According to a January 10, 2024, front-page Wall Street Journal article entitled “The Latest Dirty Word in Corporate America: ESG” (here), as “ESG” has become the three letters that corporate officials dare not utter, they have found other ways to talk about “responsible business.” Meanwhile, corporate environmental and social responsibility efforts continue despite the apparent banishment of “ESG” as an expression. Moreover, as also discussed below, due to regulatory changes, the likelihood is that discussion of the concepts underlying what was referred to in past as “ESG” are only going to increase, regardless whether or not the term “ESG” is used.Continue Reading Goodbye ESG, Hello “Responsible Business”

Persia Navidi

Readers of this blog well know that one of the current hot topics in the world of D&O is ESG – and not just in the United States, but in Europe, and elsewhere as well. In the following guest post, Persia Navidi, Partner in Insurance, Cyber and Climate Risk at Hicksons Lawyers, provides an overview of the state of play with regard to ESG in Australia, and also discusses the related insurance issues. I would like to thank Persia for allowing me to publish her article as a guest post on this site. I welcome guest post submissions from responsible authors on topics of interest to this blog’s readers. Please contact me directly if you would like to submit a guest post. Here is Persia’s article.Continue Reading Guest Post: ESG and Financial Lines Insurance in Australia

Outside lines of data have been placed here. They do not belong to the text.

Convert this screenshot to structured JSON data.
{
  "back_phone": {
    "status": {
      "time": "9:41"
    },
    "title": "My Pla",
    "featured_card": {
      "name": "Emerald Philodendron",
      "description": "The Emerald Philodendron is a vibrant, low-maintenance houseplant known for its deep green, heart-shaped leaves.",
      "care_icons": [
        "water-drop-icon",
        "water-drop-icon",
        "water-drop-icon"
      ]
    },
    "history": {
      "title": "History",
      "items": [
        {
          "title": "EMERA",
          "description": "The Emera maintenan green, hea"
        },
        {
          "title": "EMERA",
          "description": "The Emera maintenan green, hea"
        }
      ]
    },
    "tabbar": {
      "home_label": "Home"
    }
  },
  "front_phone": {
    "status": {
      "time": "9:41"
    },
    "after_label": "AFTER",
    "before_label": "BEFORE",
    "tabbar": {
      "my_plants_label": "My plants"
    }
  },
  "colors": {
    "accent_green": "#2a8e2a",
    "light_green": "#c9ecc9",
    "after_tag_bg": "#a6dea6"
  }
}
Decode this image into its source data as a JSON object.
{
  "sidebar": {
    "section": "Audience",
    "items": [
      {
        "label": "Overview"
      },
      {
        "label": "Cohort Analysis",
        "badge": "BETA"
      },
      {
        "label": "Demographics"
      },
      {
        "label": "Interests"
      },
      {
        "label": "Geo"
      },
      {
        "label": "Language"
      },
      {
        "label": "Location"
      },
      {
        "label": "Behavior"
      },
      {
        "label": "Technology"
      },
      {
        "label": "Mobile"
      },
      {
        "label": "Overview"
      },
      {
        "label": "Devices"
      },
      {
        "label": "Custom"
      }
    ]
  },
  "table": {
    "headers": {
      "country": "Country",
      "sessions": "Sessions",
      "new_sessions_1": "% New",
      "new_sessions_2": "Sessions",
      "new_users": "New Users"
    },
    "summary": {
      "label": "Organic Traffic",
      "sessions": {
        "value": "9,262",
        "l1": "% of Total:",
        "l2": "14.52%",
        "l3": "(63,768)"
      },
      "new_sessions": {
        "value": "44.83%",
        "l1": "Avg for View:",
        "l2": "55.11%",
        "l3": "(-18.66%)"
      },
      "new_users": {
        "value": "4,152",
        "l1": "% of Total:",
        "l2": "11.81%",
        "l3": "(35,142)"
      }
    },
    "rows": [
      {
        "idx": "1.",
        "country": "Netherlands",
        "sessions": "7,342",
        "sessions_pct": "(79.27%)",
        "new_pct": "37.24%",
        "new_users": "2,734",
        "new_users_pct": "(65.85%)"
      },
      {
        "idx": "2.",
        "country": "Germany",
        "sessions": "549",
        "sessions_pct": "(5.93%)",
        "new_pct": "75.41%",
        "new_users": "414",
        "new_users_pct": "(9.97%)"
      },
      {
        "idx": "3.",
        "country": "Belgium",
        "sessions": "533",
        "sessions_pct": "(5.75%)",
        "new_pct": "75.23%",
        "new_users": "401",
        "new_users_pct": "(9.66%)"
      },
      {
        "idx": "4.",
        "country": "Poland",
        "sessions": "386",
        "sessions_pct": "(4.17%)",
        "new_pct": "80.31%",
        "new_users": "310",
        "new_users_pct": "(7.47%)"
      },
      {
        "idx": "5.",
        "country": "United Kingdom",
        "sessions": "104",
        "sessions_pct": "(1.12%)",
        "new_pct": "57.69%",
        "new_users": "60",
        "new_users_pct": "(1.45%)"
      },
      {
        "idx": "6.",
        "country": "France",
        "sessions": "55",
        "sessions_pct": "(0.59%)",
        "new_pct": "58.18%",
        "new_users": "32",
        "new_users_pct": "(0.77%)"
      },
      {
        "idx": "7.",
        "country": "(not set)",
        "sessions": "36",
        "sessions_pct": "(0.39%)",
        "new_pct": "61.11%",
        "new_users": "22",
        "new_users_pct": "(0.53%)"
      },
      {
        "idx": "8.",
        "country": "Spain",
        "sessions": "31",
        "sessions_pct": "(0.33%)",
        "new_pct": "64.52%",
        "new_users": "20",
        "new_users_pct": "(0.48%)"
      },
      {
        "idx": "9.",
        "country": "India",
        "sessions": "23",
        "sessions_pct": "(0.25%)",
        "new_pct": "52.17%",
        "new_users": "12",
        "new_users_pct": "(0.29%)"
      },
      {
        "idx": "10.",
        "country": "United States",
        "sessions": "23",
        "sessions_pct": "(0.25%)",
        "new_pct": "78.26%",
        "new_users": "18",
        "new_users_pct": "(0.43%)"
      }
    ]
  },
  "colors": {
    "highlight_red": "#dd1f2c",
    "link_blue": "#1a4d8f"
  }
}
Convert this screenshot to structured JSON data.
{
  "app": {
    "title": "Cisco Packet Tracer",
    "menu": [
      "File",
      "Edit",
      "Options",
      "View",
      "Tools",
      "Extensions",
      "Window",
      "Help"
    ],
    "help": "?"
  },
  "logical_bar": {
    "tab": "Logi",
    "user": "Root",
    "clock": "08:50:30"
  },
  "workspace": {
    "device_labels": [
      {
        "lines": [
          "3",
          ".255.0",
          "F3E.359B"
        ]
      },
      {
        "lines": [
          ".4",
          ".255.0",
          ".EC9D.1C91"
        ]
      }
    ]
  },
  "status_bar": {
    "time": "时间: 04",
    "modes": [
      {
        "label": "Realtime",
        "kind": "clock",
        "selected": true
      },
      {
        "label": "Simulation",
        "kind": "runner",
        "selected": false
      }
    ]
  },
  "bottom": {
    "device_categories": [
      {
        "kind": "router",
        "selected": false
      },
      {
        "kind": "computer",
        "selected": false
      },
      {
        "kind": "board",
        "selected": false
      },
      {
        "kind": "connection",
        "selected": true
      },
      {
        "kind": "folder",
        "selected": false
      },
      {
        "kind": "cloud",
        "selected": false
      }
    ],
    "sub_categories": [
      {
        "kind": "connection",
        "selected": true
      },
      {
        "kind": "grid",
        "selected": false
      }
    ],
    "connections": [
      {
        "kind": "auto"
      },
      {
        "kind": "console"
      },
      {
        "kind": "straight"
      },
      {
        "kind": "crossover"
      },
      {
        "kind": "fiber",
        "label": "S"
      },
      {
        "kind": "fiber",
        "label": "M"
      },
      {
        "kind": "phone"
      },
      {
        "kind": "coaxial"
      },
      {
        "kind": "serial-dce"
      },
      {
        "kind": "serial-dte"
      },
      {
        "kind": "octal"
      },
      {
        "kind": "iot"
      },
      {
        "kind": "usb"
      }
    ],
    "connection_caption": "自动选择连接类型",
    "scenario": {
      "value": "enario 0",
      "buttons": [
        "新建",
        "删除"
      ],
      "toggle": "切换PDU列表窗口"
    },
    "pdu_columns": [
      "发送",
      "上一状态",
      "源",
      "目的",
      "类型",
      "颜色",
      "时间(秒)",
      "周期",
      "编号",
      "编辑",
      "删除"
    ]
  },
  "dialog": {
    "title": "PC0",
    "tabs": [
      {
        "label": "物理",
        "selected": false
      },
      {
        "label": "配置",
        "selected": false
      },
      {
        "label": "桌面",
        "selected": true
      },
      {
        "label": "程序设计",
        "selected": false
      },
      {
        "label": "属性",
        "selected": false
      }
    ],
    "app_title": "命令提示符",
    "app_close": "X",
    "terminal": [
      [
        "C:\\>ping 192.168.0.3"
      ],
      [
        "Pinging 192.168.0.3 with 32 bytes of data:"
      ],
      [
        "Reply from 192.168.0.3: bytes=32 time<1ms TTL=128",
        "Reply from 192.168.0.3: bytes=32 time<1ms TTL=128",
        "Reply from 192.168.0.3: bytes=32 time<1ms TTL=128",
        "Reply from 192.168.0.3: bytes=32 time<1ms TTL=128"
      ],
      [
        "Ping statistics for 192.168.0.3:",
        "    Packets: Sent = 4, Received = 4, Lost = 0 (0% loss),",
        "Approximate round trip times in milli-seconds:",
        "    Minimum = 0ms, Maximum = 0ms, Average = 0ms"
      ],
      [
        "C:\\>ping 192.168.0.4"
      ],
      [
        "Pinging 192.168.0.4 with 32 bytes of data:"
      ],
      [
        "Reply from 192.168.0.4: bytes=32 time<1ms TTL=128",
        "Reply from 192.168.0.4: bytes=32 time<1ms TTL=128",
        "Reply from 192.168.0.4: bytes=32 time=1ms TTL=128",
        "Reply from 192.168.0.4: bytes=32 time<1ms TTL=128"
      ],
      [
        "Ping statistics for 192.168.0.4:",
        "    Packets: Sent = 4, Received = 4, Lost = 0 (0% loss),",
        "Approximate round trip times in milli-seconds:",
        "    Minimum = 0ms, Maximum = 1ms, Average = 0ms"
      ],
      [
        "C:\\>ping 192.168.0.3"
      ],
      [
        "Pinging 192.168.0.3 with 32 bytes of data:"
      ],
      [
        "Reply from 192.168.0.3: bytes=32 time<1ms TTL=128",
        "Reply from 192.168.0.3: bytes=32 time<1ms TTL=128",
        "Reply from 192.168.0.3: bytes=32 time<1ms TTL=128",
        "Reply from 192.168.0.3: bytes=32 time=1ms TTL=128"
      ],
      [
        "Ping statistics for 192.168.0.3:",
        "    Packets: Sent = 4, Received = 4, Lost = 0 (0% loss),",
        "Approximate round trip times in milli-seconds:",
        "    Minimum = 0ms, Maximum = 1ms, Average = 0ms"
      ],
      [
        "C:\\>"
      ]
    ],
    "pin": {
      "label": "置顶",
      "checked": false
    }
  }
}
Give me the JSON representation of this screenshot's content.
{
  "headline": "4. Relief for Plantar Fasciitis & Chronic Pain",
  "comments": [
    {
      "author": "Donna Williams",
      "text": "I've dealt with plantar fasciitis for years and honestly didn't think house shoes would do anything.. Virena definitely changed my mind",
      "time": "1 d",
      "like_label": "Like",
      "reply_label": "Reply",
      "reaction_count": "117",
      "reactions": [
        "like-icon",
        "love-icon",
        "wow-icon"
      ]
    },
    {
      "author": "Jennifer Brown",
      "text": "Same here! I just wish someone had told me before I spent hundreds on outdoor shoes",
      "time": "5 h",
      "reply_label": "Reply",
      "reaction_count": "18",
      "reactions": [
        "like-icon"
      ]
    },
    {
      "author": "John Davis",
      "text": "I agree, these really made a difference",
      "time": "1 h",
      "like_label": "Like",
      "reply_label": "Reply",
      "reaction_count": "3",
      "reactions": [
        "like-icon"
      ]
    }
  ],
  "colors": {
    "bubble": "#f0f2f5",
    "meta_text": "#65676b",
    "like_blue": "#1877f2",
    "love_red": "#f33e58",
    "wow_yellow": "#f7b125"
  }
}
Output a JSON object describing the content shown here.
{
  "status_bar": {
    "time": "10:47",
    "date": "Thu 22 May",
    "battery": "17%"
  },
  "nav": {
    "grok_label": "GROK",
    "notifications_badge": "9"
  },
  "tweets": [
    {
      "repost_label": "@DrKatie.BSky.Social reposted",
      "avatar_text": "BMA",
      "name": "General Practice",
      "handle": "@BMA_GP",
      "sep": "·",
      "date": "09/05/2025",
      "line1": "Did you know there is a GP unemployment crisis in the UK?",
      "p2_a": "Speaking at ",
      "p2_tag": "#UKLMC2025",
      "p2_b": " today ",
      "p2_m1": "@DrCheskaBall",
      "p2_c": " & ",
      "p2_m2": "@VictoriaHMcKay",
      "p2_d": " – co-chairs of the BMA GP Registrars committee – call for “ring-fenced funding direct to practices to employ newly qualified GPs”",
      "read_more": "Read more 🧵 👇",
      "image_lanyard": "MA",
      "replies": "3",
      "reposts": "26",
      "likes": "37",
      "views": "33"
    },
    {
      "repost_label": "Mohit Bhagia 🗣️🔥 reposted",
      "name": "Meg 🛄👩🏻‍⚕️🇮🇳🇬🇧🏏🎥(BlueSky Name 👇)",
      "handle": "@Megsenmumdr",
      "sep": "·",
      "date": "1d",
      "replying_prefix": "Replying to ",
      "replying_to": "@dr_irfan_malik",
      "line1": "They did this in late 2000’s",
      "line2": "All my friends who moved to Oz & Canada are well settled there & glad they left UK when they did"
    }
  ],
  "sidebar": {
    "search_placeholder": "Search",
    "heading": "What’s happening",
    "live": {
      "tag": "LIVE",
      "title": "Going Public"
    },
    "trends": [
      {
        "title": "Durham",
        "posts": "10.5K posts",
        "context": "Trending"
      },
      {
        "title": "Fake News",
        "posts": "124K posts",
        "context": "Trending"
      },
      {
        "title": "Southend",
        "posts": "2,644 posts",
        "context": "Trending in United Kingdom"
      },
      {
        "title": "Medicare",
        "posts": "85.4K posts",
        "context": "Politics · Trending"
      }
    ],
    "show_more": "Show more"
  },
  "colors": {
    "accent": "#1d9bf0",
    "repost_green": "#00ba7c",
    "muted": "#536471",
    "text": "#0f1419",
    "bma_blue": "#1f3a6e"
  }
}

Readers of this blog know that one of the more significant recent developments in the ESG arena has been the rise of the ESG backlash – that is, moves by state legislators and others to try to push back against a supposed ESG agenda. These developments have put company executives squarely in the crossfire, as they struggle, on the one hand, to address continued efforts by activist stakeholders to push companies toward expanded ESG commitments, and conflicting efforts by conservative politicians to punish companies for supposedly pursuing a “woke” agenda. How are companies to respond to these competing forces? Evidence suggests that increasingly companies are responding by “greenhushing” – that is, by keeping quiet about their ESG initiatives.Continue Reading Next Up on the ESG Front: Greenhushing?